In any comparative study in politics and government, this is called dictatorial democracy.” The dictatorial-democratic educator did not tell his voters that he would establish an alliance with Habayit Hayehudi and prioritize construction in the West Bank over construction within the Green Line. The job of democracy educator will be given to someone who wants to boycott the ultra-Orthodox and politicians like MK Hanin Zuabi (Balad), without even bothering to talk to them about what's important to them. And he seeks to force them to abandon their way of life through legislation and the tyranny of the majority.

The members of the Shas party understand what Lapid wants. And what he wants is nothing new: His father Tommy Lapid did the same thing in 2003. He inflicted heavy damage on ultra-Orthodox Jewish families and Arab families, making Israel a world leader in inequality.

But Netanyahu also knows what Lapid wants, and he realizes that what he wants amounts to a trap.

Netanyahu realizes that an economic blow to the Arabs and the ultra-Orthodox could lead to another popular protest, this time with the participation of the really poor and a weakened middle class. Lapid will hamstring Netanyahu, force him to adopt Habayit Hayehudi's positions and push him into a confrontation with the United States at a very inopportune time, to put it mildly. As former Prime Minister Ariel Sharon has said, things look different from up close.

What has happened in Israel over the past two years is unprecedented and shows how little Israeli politicians understand the public. The social protest of 2011 was sweeping, turbulent and better reflected grassroots participation than the protests in any country with democratic elections – that is, better than the social protests in Spain, the United States, Russia, Greece and Chile.

Only the social protest in Egypt surpassed what happened in Israel. But when the tent city on Tel Aviv’s Rothschild Boulevard was dismantled, the protest vanished after Hamas' release of Gilad Shalit and amid the manipulative use of the threats from Iran, Sudan and Gaza.
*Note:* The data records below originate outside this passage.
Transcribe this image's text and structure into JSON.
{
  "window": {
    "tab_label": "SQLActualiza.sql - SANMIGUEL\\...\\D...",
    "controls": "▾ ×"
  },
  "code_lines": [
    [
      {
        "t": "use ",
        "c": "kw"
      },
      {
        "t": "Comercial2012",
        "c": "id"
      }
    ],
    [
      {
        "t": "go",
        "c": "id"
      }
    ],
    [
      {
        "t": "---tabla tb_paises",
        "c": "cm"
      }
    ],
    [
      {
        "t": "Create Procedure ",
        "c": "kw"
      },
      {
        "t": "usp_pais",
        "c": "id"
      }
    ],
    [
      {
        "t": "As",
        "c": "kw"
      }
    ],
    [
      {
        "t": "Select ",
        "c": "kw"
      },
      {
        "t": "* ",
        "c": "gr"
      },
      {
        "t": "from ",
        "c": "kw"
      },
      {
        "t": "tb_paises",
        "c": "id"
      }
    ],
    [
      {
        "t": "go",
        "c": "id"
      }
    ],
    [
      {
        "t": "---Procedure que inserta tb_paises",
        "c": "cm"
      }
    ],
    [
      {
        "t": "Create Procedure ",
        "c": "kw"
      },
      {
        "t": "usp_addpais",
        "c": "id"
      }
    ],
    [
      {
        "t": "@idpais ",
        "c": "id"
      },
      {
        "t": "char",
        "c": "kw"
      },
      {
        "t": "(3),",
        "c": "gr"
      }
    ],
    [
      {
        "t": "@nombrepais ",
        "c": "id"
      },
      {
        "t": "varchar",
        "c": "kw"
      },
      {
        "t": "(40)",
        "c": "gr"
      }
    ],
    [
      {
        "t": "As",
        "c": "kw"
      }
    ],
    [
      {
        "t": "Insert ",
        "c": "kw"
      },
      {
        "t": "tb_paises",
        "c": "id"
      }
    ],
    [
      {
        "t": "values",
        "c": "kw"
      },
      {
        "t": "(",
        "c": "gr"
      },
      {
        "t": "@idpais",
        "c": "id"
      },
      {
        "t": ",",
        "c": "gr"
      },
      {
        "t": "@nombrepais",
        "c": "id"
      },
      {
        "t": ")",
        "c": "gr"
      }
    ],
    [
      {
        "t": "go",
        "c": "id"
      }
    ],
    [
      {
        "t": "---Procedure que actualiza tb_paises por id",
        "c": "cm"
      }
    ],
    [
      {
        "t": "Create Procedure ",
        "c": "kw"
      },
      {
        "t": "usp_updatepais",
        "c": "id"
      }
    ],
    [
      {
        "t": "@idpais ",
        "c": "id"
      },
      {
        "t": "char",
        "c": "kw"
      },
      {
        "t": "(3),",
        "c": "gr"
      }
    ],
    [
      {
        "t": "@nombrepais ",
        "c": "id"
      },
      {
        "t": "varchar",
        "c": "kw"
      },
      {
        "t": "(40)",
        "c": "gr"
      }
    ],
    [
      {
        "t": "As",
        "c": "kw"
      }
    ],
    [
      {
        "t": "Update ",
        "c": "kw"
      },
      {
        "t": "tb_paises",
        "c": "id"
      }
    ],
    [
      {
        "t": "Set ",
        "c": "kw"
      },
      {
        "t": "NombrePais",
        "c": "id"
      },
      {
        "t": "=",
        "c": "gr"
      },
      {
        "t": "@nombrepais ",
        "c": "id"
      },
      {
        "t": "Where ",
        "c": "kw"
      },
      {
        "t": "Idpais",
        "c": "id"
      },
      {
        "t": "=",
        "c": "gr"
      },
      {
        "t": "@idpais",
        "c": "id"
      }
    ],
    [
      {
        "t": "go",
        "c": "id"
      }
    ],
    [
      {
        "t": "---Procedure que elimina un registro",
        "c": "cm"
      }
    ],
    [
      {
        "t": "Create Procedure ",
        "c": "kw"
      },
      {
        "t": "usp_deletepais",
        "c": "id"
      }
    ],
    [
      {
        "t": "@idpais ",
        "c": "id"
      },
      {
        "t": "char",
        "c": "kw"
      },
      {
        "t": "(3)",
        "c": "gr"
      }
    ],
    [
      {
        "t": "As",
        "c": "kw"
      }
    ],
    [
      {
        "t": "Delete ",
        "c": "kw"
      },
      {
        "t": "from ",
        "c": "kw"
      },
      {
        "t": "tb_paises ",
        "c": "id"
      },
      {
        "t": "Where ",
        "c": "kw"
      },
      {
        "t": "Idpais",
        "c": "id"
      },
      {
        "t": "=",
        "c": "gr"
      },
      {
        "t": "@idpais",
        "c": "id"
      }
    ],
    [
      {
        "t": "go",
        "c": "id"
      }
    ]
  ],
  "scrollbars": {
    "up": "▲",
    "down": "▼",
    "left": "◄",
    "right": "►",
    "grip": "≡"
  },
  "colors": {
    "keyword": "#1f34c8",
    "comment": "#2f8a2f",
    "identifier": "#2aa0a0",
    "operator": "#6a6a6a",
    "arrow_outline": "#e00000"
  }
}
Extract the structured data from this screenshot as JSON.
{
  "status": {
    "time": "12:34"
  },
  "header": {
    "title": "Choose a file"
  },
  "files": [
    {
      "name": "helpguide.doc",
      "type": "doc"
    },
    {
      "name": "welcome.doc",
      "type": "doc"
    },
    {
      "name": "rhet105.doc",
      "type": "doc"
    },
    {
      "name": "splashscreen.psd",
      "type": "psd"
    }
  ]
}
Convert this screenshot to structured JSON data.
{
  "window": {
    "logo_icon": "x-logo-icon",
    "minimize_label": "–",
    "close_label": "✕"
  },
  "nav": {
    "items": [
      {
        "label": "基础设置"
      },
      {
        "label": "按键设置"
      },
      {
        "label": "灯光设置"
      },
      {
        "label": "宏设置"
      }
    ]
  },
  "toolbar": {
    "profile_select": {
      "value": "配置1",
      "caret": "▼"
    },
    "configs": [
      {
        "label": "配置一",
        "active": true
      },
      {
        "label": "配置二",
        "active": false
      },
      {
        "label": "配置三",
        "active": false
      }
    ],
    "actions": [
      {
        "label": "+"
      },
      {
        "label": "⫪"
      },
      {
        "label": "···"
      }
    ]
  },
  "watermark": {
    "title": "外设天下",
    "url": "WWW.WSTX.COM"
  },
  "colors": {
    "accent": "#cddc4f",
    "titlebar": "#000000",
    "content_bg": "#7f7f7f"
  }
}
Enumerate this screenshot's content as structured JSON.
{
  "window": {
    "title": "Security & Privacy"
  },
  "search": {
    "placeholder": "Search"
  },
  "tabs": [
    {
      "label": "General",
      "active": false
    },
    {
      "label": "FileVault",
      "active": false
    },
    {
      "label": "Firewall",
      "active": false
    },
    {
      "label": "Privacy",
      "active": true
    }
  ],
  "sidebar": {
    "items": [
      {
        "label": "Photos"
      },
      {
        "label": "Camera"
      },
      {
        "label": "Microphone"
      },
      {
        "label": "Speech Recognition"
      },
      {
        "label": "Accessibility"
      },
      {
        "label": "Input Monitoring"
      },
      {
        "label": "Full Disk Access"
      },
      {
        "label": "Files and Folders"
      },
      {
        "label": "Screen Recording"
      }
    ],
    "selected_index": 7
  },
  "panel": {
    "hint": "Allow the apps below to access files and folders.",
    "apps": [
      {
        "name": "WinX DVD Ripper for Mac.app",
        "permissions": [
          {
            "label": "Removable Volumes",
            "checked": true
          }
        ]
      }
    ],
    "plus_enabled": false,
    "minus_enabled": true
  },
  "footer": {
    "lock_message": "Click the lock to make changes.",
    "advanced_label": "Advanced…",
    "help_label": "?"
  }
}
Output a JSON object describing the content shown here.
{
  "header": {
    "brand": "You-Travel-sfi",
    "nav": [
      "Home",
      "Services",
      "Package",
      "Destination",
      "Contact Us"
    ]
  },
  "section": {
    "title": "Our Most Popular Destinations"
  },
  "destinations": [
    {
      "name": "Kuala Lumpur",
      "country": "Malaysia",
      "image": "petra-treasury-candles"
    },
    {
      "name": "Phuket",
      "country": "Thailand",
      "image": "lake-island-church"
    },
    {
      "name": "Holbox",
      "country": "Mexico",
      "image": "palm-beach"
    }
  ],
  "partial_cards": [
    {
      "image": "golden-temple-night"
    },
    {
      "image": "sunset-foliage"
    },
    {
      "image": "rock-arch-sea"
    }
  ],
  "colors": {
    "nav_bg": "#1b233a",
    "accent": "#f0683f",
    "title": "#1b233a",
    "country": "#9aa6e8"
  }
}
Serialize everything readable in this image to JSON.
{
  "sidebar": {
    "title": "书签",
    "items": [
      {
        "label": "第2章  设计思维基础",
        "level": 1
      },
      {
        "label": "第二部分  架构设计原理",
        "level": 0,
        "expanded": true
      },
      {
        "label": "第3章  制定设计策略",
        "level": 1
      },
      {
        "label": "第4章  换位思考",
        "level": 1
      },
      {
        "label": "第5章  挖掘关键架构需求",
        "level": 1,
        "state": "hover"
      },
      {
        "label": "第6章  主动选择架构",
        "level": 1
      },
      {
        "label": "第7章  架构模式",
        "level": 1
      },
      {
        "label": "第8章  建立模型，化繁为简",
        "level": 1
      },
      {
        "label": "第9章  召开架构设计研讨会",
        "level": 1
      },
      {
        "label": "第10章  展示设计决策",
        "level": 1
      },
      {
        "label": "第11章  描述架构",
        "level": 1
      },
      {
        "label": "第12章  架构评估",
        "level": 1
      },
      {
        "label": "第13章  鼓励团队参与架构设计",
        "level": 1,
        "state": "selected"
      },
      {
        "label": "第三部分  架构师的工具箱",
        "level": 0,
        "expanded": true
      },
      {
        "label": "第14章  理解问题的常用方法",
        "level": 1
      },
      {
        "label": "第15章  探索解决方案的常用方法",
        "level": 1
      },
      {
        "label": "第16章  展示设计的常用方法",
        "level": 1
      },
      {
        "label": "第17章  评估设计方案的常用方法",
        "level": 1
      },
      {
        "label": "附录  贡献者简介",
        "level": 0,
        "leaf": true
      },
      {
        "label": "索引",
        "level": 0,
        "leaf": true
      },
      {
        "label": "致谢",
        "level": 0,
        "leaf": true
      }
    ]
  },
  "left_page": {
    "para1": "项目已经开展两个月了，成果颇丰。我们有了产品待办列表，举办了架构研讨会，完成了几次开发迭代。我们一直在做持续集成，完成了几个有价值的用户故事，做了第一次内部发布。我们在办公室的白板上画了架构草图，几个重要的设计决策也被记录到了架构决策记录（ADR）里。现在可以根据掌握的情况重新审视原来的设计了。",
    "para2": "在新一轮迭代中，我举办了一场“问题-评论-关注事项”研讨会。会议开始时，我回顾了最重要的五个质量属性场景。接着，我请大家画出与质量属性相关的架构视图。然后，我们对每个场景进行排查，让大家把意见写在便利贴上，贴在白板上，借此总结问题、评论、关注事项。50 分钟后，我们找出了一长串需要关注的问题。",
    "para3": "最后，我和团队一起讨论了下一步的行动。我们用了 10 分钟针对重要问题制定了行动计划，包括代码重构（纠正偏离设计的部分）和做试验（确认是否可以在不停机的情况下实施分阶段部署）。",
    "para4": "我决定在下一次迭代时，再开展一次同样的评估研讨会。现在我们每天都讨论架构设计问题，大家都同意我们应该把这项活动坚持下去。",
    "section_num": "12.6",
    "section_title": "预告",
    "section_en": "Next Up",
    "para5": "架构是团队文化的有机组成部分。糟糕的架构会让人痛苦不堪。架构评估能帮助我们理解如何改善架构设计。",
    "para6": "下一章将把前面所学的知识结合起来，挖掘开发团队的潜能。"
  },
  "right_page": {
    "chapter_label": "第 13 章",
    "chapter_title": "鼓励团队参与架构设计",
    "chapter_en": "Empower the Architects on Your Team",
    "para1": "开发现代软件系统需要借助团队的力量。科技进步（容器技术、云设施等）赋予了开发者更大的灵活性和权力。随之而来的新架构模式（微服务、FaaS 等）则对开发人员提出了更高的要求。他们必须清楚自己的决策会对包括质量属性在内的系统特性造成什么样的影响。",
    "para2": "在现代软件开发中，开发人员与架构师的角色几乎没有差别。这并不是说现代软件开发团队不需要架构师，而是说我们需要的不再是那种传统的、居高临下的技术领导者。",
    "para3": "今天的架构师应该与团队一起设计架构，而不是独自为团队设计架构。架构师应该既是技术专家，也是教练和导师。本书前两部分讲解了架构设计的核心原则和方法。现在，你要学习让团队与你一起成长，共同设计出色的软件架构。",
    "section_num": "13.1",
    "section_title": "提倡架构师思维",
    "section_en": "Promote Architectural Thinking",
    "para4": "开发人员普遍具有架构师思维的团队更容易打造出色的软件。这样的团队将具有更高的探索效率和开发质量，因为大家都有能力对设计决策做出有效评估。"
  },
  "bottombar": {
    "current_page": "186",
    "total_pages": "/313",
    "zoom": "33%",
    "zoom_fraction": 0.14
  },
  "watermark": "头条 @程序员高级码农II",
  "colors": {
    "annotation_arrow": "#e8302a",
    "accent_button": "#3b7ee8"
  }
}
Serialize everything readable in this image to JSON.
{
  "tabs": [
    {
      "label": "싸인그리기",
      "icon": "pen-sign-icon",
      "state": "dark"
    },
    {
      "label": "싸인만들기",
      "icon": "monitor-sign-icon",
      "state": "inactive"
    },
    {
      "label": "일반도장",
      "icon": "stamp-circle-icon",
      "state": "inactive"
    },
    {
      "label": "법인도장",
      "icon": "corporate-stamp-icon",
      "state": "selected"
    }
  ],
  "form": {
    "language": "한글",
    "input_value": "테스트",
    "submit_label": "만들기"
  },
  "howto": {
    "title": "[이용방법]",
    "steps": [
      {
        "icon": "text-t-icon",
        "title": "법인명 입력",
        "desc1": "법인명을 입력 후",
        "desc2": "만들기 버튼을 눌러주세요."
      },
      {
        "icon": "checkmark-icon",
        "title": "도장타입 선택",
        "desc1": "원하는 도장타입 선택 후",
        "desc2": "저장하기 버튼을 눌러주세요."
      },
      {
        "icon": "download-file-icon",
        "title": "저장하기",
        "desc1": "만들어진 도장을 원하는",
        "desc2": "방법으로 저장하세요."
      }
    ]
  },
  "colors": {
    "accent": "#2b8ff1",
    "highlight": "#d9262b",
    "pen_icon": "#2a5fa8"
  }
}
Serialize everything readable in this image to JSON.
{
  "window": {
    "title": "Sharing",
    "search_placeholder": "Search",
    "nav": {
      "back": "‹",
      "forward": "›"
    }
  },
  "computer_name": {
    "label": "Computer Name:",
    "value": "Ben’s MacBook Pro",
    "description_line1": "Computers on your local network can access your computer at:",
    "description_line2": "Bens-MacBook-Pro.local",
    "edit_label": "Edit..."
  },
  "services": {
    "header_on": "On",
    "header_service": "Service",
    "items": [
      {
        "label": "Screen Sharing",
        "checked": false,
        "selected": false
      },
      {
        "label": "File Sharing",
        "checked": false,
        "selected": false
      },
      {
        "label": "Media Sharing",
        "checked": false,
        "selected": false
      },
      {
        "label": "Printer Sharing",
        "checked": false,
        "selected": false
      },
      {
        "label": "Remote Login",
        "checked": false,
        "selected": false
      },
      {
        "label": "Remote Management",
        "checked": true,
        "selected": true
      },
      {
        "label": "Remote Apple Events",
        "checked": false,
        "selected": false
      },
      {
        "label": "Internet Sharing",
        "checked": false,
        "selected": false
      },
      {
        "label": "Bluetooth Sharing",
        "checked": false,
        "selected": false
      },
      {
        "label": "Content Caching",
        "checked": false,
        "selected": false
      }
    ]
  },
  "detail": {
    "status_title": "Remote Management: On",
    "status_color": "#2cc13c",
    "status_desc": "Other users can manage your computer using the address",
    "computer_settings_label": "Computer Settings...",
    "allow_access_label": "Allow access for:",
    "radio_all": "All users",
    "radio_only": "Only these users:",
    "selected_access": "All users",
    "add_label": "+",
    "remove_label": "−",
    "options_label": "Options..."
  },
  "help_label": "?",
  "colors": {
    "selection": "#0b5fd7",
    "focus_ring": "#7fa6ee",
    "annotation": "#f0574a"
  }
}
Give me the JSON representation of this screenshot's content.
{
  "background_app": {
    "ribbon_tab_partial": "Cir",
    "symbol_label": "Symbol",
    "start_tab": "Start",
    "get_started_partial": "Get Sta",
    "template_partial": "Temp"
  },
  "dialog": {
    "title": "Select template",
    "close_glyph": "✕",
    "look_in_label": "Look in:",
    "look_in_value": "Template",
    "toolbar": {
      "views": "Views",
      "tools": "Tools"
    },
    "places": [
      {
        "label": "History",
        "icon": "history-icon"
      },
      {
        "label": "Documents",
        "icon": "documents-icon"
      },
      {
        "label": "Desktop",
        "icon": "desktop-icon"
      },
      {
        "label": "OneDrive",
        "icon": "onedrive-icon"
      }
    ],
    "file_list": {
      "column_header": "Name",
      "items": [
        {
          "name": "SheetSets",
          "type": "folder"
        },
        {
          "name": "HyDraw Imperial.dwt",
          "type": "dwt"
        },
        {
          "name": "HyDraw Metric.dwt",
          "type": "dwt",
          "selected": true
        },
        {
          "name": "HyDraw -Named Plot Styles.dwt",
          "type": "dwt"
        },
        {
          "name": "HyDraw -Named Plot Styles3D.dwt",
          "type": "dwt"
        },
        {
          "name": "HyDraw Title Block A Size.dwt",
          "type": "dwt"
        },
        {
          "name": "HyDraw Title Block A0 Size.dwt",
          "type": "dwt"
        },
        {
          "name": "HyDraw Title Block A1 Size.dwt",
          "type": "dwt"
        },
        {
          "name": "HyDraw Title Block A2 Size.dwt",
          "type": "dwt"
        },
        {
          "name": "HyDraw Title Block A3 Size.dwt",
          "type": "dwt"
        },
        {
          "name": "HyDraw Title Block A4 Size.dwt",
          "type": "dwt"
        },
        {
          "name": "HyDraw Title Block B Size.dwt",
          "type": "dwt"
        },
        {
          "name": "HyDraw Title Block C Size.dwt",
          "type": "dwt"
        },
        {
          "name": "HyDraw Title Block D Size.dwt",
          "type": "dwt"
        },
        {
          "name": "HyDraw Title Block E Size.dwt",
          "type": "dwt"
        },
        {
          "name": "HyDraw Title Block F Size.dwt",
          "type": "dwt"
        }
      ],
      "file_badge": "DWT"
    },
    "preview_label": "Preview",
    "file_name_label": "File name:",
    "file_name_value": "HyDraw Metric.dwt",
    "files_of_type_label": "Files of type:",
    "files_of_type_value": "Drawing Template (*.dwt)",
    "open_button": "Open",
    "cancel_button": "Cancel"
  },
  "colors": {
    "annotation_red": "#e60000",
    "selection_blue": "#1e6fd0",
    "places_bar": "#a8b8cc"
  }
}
The social agenda was utterly forgotten, even after people immolated themselves in city streets in 2012's summer of despair.

In the reality that has been created, it's no wonder that Lapid has transformed the protest against economic inequality and the demand for equal rights into a protest for equal obligations and an economic and moral blow to Israel's two poorest communities. The summer protest proved that democracy in Israel is imaginary and cannot be implemented. The election is a reality TV show where survivors compete and the nation is forced outside, where sudden stars demand to run the country.

Under such conditions, it's not surprising that the ultra-Orthodox parties desperately seek an alliance with Labor, perhaps even with Meretz. They should also enter into a dialogue with MKs Mohammed Barakeh (Hadash), Ahmed Tibi (United Arab List – Ta’al) and Jamal Zahalka (Balad) about a democratic coalition. By doing so, they would teach Lapid a thing or two about the laws of Judaism and democracy.

Only then will the ultra-Orthodox parties – and perhaps the white middle class – understand that they have partners they can talk to. After all, the boycotted poor of our city take precedence over the domineering lords of our land.

Lev Grinberg teaches political sociology in the Department of Sociology and Anthropology at Ben-Gurion University and is the author of “Politics and Violence in Israel/Palestine: Democracy vs. Military Rule” (Routledge, 2010).

Emil Salman